A former Glasgow University student once said of Professor O’Donnell, “Paddy is a living legend at Glasgow University – in first year, even before your first lecture you hear of him from older students and he sure does not disappoint.”
We are saddened to report the passing of a legend. Paddy died peacefully, at home, after an illness bravely borne, in the presence of his family. Paddy was the beloved husband of Mary and loving father of Ruth. He attended Holy Cross on the south side for primary followed by St. Aloysius’ College.
Paddy retired in November 2015 after 46 years as an academic in psychology at the University of Glasgow. Through his personal teaching and scholarship, he provided the highest-quality learning experience for undergraduate and postgraduate students.

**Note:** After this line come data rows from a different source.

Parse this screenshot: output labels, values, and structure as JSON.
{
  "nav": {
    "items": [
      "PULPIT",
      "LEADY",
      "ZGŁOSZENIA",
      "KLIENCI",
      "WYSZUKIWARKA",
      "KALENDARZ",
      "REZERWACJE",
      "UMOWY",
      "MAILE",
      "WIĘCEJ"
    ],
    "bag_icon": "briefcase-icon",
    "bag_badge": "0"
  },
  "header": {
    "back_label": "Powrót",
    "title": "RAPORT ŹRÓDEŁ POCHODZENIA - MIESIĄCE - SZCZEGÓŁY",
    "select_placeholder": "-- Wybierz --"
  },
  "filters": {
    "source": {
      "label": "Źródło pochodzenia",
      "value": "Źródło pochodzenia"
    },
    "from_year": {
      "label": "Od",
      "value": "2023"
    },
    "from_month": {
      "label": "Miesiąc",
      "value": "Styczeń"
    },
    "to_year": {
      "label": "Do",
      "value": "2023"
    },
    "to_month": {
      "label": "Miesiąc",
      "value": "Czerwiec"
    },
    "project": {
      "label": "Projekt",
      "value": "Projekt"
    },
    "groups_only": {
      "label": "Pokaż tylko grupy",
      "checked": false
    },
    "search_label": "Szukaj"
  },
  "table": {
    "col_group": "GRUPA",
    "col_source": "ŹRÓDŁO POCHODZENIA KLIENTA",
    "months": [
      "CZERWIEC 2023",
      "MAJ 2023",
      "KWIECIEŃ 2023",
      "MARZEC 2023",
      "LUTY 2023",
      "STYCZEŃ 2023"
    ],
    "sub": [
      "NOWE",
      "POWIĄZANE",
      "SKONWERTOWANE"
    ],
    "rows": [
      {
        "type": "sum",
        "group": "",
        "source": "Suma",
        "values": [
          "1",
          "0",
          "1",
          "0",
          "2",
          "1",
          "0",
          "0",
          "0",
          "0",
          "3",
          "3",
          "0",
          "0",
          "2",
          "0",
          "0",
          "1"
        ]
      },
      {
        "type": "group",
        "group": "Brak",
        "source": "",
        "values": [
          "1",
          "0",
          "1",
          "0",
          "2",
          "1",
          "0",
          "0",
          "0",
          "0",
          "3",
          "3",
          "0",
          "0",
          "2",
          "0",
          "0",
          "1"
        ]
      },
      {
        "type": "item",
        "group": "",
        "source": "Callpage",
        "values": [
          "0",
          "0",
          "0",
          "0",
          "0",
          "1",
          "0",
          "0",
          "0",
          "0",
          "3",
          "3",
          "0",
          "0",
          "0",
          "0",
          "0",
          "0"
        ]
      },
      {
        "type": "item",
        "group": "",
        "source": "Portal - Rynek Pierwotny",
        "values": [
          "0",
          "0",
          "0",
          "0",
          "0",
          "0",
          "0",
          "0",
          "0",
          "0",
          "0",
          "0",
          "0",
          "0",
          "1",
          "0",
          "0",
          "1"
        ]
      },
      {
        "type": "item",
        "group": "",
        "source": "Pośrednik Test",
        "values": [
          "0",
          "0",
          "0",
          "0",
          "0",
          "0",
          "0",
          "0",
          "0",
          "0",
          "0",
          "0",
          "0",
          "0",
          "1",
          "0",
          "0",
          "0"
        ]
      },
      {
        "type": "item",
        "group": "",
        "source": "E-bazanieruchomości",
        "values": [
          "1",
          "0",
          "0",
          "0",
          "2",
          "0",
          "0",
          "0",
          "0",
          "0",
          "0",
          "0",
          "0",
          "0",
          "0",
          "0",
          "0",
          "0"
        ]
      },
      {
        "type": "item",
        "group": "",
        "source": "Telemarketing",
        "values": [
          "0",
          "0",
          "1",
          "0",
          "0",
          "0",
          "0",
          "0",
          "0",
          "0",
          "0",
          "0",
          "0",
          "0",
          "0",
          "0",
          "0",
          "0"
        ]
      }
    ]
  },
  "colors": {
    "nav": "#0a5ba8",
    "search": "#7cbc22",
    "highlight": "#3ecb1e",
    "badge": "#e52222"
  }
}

He taught across all levels of the curriculum and, without interruption, presented the introductory lectures in psychology to level 1 students for 45 years.

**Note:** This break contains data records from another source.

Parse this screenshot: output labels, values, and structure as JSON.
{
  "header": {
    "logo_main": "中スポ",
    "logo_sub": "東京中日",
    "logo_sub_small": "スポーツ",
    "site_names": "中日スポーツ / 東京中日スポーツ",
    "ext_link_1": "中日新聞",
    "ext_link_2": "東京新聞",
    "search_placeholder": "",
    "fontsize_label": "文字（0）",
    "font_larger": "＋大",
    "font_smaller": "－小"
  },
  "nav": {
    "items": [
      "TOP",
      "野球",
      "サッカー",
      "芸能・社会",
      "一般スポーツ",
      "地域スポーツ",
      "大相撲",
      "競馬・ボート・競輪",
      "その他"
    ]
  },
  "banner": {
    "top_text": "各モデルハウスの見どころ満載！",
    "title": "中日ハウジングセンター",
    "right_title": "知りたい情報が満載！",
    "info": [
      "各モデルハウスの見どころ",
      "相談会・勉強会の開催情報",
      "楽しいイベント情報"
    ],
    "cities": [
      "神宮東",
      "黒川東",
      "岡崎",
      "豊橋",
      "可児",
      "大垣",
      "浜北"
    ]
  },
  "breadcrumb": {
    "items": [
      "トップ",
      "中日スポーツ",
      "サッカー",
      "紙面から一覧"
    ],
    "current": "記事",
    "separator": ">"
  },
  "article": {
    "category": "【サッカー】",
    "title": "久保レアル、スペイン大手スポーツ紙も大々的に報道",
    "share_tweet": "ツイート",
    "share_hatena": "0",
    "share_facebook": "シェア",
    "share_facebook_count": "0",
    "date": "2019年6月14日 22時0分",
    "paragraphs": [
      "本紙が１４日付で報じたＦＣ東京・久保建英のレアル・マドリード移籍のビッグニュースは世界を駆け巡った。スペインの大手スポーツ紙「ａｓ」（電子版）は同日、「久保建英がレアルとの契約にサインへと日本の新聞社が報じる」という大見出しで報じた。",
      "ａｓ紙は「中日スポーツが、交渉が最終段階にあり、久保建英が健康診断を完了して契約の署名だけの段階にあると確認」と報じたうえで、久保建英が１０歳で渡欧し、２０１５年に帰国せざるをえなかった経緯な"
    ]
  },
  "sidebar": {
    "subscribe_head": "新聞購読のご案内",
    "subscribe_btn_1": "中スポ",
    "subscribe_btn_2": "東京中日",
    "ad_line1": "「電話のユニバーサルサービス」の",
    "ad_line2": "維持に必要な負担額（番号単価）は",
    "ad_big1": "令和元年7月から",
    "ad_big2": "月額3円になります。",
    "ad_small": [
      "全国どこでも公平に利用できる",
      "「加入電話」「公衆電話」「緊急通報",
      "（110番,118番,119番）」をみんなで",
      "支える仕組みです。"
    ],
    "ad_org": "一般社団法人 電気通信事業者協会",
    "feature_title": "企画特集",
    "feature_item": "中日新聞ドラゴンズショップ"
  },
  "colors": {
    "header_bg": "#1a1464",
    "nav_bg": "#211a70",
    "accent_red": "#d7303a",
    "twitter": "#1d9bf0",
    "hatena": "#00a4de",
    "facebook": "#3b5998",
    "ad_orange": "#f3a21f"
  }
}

The cumulative audience for his lectures stands at over 25,000 students. His lectures have been heard by mothers and fathers, their sons and daughters, and at least one grandchild.
Professor O’Donnell’s reputation extended into the media – in the local media, where his teaching popularity attracted the headline “Paddy Packs Them In; in the national press, where he was a regular consultant for his expert views; and in social media, where students created a Facebook page called “The Legend that is Paddy O’Donnell.”
Professor O’Donnell was highly respected and popular as a teacher. He was also an enthusiastic PhD supervisor, successfully graduating over a dozen students who have taken on academic or professional careers in the discipline. In 2011, for a career distinguished by significant and sustained commitment to excellence, he received a teaching excellence award.
Professor O’Donnell was appointed as an assistant lecturer in 1969 and became a lecturer shortly thereafter. He was recognised as a gifted teacher and administrator and was appointed as Dean of Social Sciences in 1983 and was promoted to senior lecturer in 1987.
He then took on the role of head of department in psychology for 11 years. He continued as deputy head of department and director of teaching and, subsequently, deputy head of school until his retirement. He was promoted to professor of teaching, learning and assessment in 2006.
Over the years, he served on many faculty and college committees, including college management, he chaired the working party on equal opportunities, and was an elected member of Senate.
He was well-known for his perspicacity, sharp wit, and humour. The energy and dedication it took to contribute to the university in this way for such a sustained period cannot be overstated and his contribution, always made with insight and humour, was effective and inclusive.
Professor O’Donnell’s research included work on computer interfaces, where he established important industrial links with NCR, IBM, and Honeywell. He also maintained an interest in addiction research, therapeutic treatments, and decision-making in accounting.
Most recently, his career gained an international reputation with more than 15 high-impact publications elucidating the immediate temporal dynamics and neural underpinnings of how we process the written word.
Professor O’Donnell’s contribution to the University of Glasgow – academically, administratively, and pedagogically – has been truly immense. Over the decades, his vision and tireless efforts forged the foundation of the national and international recognition and success that psychology at the University of Glasgow enjoys today.
In this spirit, and to inspire all of us to rise to his high standards, The school will offer from next academic year an annually funded O’Donnell Learning and Teaching Award to recognise and encourage staff activity in the areas of teaching, learning and assessment. He will be sorely missed.
Professor Muffy Calder, vice-principal and head of college, science and engineering said: “Paddy was a wonderful academic colleague. He was a great communicator who cared deeply about students and how we teach them; he made a huge impact on students and staff alike.
“Any meeting with Paddy was a good one – he brought insight, clarity of thought, and a good dose of irreverence. In any discussion, I always looked forward to a pithy remark from Paddy, reminding us what really mattered. We will all miss him dreadfully,he was remarkable.”
His family and friends give grateful thanks to the Beatson and Gartnavel Staff, GPs and district nurses.